In This Issue
On a recent excursion to raft the Grand Canyon, I found myself contemplating the depth of time. Time, when you are six thousand feet below the horizon line, presents itself in wonderous complexity: measurements, sequences, dimensions, and experiences (past, present, and future). Having survived twenty-five days of winter camping and rafting in a space that puts on display over one million years of geological time, in a space that houses the history of the Havasupai people (a Native American tribe who lived in the Grand Canyon for at least the past 800 years), and in a space that radiates great spiritual significance, it is hard not to get lost in the philosophical and fundamental nature of time.
Back and at the editor's desk, this Grand experience continues to tap into my psyche. Little reminders flicker into focus, daring me to return to the moments where I can draw from the wellspring of inspiration. The taunt to return, though, is not in physically returning; rather, it is a desire to find meaning in the experience. What have these experiences with time taught me that can be of value to my family, my community, my nation, and the world in the days ahead?

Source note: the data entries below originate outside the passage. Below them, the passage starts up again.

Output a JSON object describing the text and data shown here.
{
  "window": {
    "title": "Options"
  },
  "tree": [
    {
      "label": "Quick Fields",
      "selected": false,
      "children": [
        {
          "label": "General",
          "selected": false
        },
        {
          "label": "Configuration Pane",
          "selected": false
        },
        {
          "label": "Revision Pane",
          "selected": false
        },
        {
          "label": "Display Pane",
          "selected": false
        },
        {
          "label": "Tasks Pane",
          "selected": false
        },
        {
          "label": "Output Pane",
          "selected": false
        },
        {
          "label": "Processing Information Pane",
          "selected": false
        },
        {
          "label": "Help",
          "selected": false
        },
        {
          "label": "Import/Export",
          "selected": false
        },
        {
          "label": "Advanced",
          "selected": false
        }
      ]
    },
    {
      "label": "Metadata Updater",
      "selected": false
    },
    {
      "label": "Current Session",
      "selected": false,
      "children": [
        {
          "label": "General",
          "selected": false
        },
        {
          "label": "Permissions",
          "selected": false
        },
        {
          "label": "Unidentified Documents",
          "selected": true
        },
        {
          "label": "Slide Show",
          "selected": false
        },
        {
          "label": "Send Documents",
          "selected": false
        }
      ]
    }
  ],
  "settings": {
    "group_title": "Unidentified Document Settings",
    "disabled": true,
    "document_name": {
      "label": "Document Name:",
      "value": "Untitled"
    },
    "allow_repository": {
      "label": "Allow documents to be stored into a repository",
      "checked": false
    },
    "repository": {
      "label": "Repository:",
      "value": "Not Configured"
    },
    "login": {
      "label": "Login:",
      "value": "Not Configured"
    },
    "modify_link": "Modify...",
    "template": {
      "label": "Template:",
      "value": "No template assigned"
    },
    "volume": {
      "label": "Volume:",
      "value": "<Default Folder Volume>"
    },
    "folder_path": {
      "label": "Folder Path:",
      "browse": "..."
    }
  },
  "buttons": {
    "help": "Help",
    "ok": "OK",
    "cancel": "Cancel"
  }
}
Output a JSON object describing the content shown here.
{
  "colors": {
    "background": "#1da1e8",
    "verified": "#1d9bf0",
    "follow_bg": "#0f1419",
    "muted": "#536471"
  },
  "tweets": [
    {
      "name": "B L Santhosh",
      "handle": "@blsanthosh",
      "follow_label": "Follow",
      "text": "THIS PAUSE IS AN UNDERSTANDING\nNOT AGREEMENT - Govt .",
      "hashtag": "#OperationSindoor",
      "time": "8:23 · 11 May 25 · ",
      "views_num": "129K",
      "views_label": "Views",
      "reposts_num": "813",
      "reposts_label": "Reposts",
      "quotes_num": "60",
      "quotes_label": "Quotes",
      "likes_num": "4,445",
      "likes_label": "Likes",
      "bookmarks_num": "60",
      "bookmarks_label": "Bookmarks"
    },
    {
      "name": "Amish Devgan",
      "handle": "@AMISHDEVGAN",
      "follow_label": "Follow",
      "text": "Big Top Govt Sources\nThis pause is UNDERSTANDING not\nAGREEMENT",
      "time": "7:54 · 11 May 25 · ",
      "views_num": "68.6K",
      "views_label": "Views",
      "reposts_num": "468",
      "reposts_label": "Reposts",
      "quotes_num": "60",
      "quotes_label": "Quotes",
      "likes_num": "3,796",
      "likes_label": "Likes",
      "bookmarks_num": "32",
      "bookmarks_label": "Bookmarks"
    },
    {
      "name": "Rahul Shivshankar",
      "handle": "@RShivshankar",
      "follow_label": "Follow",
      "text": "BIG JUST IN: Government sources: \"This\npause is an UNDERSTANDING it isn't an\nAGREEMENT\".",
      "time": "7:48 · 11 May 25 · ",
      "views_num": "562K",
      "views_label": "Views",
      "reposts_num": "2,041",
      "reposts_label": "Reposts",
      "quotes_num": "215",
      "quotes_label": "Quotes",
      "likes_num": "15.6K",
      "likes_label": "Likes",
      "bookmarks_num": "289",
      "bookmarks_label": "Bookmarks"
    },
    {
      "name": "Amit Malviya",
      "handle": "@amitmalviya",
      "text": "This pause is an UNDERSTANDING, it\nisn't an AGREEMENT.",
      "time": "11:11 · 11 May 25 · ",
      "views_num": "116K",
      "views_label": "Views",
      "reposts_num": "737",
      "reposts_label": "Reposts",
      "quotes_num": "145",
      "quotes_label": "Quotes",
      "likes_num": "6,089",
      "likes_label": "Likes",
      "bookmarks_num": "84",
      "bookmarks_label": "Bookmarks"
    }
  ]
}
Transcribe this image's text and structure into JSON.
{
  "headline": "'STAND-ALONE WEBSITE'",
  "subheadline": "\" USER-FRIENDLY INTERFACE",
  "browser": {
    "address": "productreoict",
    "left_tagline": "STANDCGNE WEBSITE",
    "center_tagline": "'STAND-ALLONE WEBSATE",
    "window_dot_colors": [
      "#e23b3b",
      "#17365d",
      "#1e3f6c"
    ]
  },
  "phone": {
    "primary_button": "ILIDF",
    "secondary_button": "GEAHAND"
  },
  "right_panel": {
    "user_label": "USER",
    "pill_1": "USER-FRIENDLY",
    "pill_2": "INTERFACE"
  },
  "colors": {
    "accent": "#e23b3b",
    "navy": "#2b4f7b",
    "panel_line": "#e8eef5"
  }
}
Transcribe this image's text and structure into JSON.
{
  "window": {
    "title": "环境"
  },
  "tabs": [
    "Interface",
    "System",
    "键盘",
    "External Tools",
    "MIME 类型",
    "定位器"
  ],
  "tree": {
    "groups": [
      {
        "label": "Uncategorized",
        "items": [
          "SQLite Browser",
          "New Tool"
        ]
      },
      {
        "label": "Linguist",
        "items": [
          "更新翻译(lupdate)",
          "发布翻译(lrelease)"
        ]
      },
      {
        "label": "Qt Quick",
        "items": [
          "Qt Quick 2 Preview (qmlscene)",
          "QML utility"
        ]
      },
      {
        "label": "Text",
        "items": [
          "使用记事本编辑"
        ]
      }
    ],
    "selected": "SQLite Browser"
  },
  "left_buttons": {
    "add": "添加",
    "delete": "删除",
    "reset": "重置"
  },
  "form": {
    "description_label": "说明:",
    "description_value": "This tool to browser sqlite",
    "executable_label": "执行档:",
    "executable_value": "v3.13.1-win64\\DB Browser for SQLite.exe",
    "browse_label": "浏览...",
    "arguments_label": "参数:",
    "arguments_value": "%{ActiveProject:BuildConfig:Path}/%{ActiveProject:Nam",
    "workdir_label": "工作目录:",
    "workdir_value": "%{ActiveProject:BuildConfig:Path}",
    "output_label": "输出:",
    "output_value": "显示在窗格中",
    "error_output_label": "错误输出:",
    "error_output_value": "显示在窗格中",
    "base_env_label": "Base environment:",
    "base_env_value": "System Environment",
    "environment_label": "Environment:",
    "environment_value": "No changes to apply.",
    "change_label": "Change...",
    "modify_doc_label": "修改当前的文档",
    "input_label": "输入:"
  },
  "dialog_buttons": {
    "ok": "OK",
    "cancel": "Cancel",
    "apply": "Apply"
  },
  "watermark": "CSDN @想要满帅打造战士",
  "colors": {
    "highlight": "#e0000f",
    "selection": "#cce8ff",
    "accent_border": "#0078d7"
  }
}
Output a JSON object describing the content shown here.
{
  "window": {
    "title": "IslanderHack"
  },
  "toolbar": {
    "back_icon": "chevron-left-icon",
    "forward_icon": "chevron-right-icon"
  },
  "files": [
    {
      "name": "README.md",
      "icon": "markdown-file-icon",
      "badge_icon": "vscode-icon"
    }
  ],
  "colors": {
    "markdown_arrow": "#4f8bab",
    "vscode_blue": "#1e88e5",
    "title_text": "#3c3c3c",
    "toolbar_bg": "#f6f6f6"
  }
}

In this spirit and in this month’s issue, each of the seven articles explores the complexity of time. As you read, think of time as a collective network that allows us the framework necessary for transformation. Mel Buchanan presents the work of Katherine Choy, a radical potter in the 1950s who unexpectedly died at the age of thirty. Mel, so gracefully, adds to our communal ceramic past the historic work of Katherine, by giving voice to the silent and underrepresented story while also acknowledging Katherine’s historic significance. Will McComb reflects on "Pots at Rest" and the unique passive utility these forms offer in our domestic space. In our FREE article this month, Khalil Jannah interviews Jacqueline Bishop as she reflects on her ancestral lineage, questions the history of bone china crockery, and responds to both by altering the hidden violent history of slavery and colonialism on the surface of decorative ceramics. Kristie Lui speaks to the material experience of time in her article "Seeing Time: Temporality & The Kiln-Fired Object," and Studio Potter's in-house illustrator, Richard Nickel, presents part two of the animated face jug series.
In honor of Black History Month, Studio Potter also takes time to find historical examples from our archives to remind us of the Black experience in America. From the 1997 Studio Potter archives: North Carolina Potters – Vol. 26 No. 1, p. 25-39., Winnie Owens-Hart shares her experience as a studio artist and as Black woman who stood steadfast against violent racism. In 1997 Winnie also recommended the work of seven Black female ceramists in the article "Work and Lives - Seven Ceramic Artists."
How will we learn from the crises of the past and take courage from the times and places that stood steadfast? When we reconstruct time, we are not actually putting things together as they were. We are not recovering a lost, eternal truth but instead making meaning for our future selves. I welcome you to tap into Studio Potter's wellspring and enjoy this month’s issue on time.
Randi O'Brien, editor